Relegating such scenes to short flashbacks is presumably used as a way to speed things along so we can get back to the heist plot line. Even this side of the story, however, is not told in the most effective manner. Inception really wants to be a heist movie, but it does not properly execute the most fundamental heist movie device: Show us the plan so we know what can (and will) go wrong. Inception never really shows us the plan. It spends tons of time explaining the metaphysical context for the plan and the tools for manipulating this context (levels, kicks, architecture, etc.), but it never provides sufficient detail about who's going to do what and why. So, when the plan rolls into action and immediately falls apart, Nolan is wasting his time. We don't care because we didn't know what was supposed to happen. Then, the rest of the movie is a mix of improvisation and the original plan, meaning that the audience continues to be stuck trying to understand what the plan is, never getting a moment to react to what's happening. There is no room for investment on the audience's part. This is only storytelling in the most literal sense.

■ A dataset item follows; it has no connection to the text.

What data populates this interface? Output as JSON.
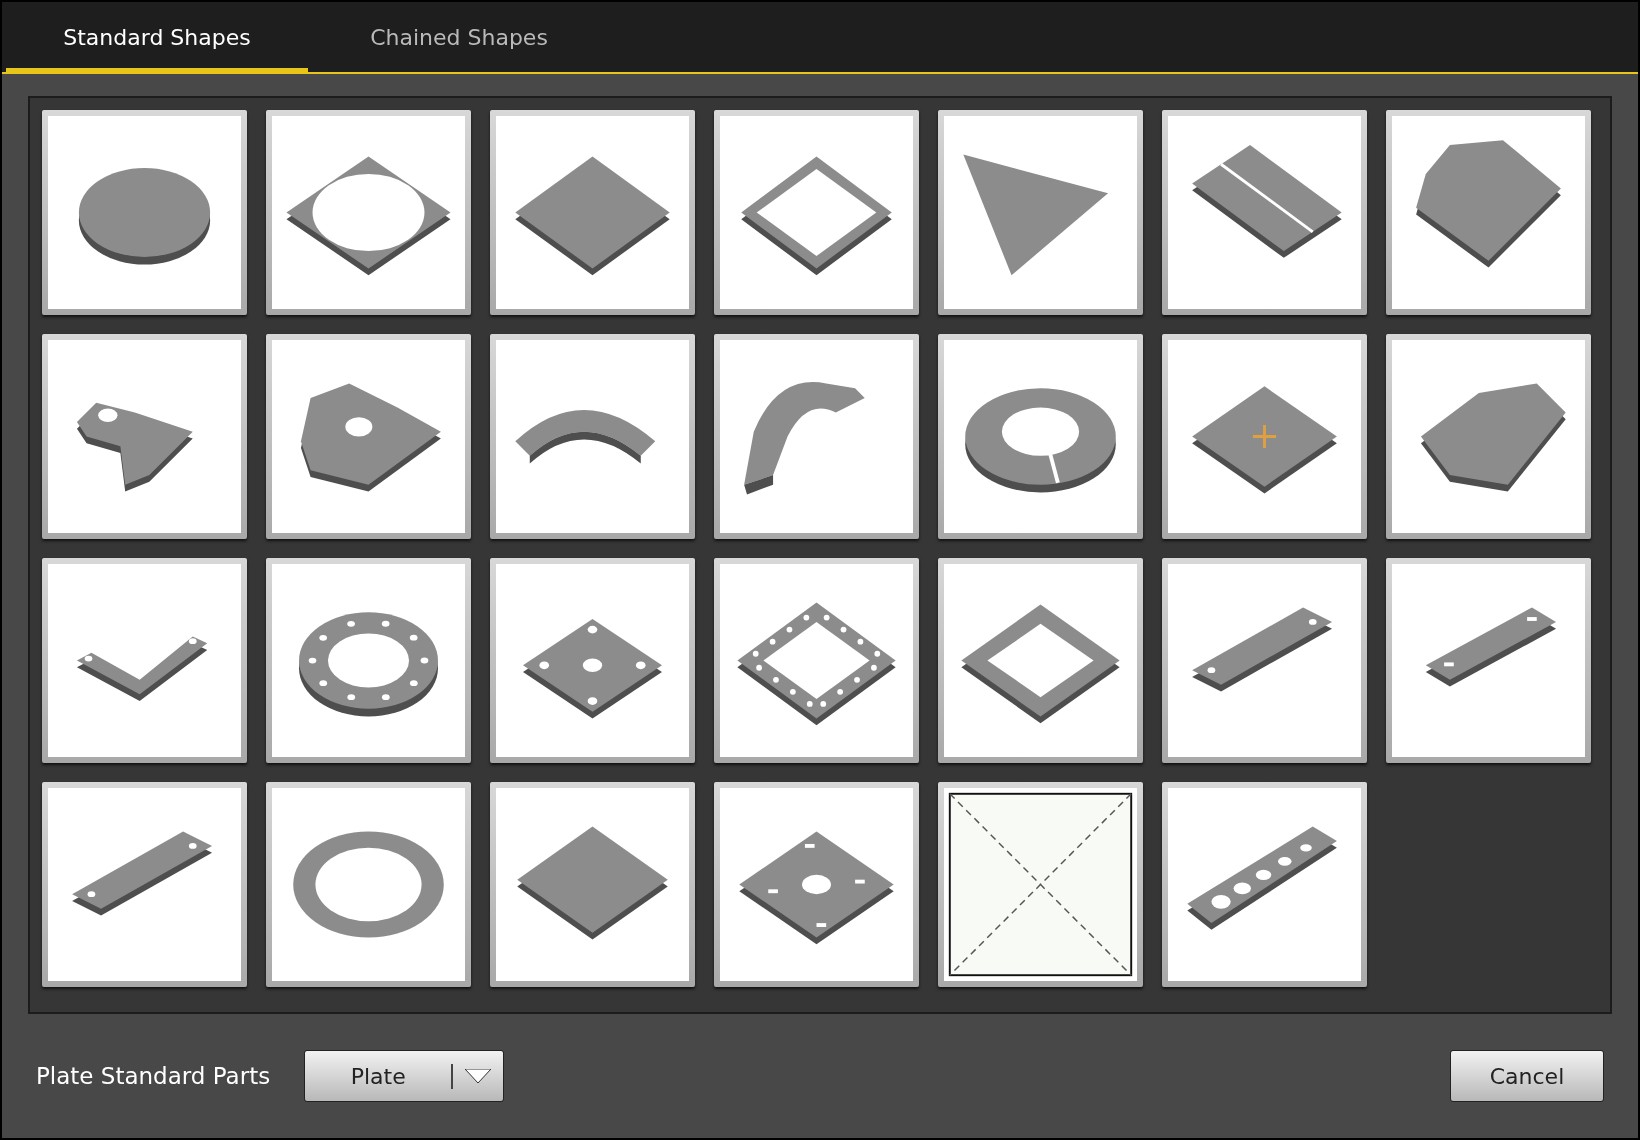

All of the misfiring heist movie mechanics also trample over the only remotely important characters: Mal and Cobb. Strangling the depth out of all of the characters is an impressive achievement for a film that mostly takes place within their minds.
Nolan's misuse of dreams, after all, is Inception's greatest problem. The lynchpin of every plan Cobb makes is avoiding "unconstructed dreamspace." He does this by using architects like Ariadne to make sandboxes within which Cobb and his team can safely play. The failure of one of those sandboxes is the worst thing that can possibly happen and, yet, it never does; the device with the greatest potential for drama is never utilized. No character ever wanders out of a building and into a void, and no collapsing dream ever reveals some untold anarchy beyond its bounds. Even when Nolan takes us into the limbo level – which, by his own description, is largely composed of "unconstructed dreamspace" – he goes against all likelihood and throws the characters into two pieces of constructed real estate.
This gutless move deprives the audience of the story's greatest potential spectacle and its best opportunity to explore the characters' minds. The bland mountain base shootout was painful to watch because I knew every moment we spent watching it was a moment we could have spent watching a cross between the film's hallway fight and the final act of 2001: A Space Odyssey. The film does broach the potential for dreams' character development when Ariadne sneaks her way into Cobb's dream, but even that fairly intense sequence had only a fraction of the raw emotion we could have experienced if we had entered Cobb's unconstructed subconscious.
Such scenes would necessitate a bit of abstraction, but that is exactly what Inception lacks. Dreams are abstract, but Nolan insists on trying to reduce them to tangible, practical chunks. It's an impossible task and Nolan's failure to complete it renders this a cluttered, breathless film. The irony is that something much simpler could have yielded far more depth.